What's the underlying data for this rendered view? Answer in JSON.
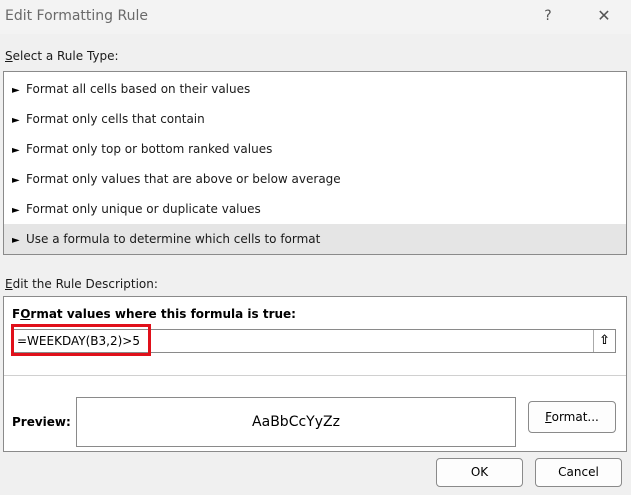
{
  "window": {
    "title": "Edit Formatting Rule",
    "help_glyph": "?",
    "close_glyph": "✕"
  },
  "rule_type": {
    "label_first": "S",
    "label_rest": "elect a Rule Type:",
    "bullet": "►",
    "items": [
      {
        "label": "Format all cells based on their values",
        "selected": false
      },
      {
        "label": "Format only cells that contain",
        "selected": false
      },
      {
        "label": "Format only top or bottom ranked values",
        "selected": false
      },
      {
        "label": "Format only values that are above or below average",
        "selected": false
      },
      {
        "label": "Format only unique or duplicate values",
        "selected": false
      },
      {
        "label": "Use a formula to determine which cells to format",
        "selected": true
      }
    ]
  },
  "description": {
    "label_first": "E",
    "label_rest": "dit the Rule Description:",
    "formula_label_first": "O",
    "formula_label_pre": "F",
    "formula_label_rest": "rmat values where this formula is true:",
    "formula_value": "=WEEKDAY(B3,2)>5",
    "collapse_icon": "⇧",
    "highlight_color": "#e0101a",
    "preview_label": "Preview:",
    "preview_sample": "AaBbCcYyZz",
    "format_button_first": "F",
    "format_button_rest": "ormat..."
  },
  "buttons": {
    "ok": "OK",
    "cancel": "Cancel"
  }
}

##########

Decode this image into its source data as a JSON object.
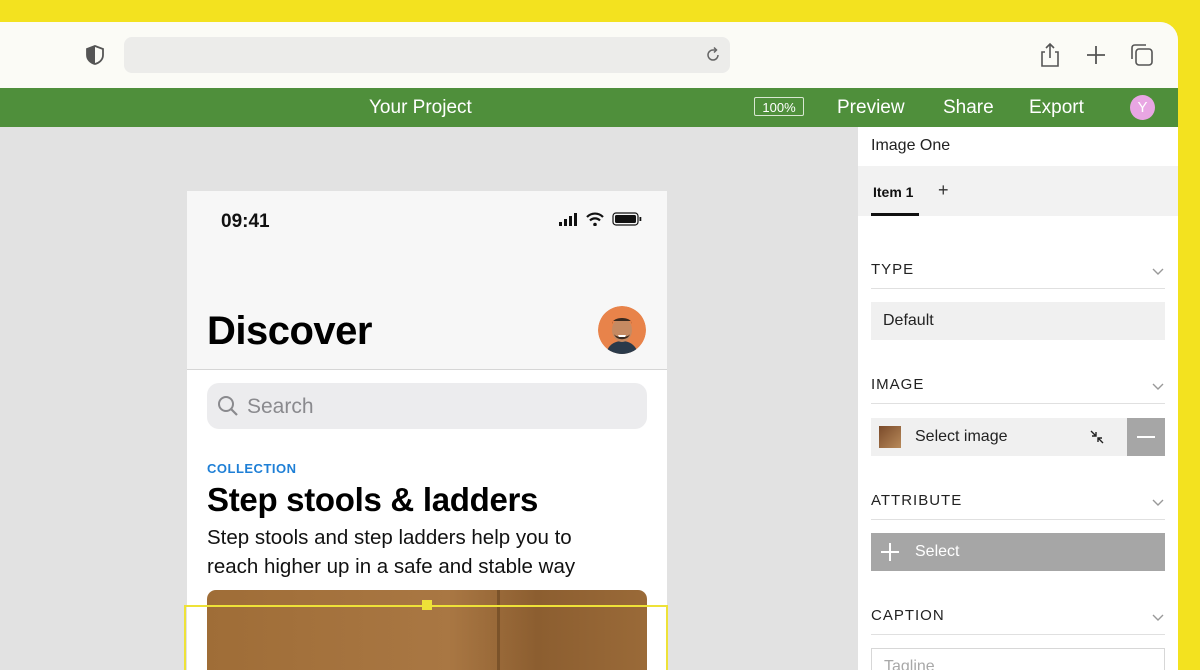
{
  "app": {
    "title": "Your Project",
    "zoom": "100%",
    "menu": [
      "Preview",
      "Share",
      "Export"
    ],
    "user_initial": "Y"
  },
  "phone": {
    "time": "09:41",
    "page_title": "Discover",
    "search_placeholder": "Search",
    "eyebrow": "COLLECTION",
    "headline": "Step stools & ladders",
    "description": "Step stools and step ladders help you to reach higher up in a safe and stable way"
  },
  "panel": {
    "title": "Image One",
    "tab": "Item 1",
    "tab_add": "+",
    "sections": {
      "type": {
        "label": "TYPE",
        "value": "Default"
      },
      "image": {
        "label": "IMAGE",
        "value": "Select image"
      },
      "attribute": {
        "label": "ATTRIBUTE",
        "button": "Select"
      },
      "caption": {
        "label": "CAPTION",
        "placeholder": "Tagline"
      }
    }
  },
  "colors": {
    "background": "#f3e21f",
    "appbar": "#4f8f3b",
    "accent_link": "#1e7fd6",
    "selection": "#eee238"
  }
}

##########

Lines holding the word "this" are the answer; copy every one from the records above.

RESPONSE TO THE EXERCISE:
What's the underlying data for this rendered view? Answer in JSON.
    "formula_label_rest": "rmat values where this formula is true:",
Decode this image into its source data as a JSON object.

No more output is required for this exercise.